### Task
When a line in the data below includes "Canada", pick it out and copy it.

[Collection entries]
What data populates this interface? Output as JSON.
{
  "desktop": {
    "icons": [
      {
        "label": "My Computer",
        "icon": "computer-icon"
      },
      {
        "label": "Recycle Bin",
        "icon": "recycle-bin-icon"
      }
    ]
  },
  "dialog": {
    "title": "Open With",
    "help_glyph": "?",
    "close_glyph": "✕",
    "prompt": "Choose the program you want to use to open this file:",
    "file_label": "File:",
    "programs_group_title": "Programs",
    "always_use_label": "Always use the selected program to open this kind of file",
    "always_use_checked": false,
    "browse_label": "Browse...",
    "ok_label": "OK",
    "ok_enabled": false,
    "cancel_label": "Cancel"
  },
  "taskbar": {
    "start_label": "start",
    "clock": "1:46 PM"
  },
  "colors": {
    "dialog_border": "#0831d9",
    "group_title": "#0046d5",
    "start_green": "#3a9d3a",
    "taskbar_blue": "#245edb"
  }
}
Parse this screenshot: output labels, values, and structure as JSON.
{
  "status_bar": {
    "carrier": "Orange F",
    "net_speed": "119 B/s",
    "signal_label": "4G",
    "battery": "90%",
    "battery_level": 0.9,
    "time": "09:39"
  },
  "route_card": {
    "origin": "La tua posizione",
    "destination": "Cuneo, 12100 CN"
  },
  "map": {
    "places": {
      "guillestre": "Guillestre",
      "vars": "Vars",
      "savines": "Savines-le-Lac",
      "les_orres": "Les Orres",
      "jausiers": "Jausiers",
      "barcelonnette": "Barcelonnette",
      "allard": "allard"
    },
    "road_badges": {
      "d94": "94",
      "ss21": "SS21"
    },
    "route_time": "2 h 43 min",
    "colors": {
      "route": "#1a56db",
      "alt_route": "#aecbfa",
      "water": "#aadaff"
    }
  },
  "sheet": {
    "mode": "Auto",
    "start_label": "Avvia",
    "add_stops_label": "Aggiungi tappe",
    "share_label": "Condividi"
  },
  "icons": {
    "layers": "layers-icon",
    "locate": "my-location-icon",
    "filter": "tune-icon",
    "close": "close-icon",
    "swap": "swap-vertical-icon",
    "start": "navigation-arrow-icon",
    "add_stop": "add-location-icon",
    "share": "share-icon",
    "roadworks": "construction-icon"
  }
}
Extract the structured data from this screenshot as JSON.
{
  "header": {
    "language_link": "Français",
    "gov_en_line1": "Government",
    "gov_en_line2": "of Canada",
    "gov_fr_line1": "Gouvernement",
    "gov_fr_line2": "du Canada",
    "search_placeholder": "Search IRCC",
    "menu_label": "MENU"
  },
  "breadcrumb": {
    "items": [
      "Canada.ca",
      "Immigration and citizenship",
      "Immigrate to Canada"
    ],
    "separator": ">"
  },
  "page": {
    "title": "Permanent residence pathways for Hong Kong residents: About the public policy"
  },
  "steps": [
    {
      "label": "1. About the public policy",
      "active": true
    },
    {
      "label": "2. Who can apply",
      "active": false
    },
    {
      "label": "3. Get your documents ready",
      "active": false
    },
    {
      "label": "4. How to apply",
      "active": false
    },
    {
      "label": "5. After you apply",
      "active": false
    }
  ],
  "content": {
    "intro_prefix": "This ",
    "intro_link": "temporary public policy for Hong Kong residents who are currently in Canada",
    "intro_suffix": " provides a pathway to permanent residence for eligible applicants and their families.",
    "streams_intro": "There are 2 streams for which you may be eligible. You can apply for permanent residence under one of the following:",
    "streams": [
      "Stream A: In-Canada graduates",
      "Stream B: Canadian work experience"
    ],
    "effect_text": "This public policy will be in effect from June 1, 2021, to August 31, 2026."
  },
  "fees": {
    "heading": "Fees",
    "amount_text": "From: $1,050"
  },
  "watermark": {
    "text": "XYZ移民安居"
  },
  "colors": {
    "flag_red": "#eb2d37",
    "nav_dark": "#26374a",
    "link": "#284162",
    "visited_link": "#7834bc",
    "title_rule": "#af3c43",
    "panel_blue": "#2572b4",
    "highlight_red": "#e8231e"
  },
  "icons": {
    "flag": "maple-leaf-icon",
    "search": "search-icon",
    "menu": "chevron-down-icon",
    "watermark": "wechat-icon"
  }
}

### Output
    "gov_en_line2": "of Canada",
    "gov_fr_line2": "du Canada",
      "Canada.ca",
      "Immigrate to Canada"
    "intro_link": "temporary public policy for Hong Kong residents who are currently in Canada",
      "Stream A: In-Canada graduates",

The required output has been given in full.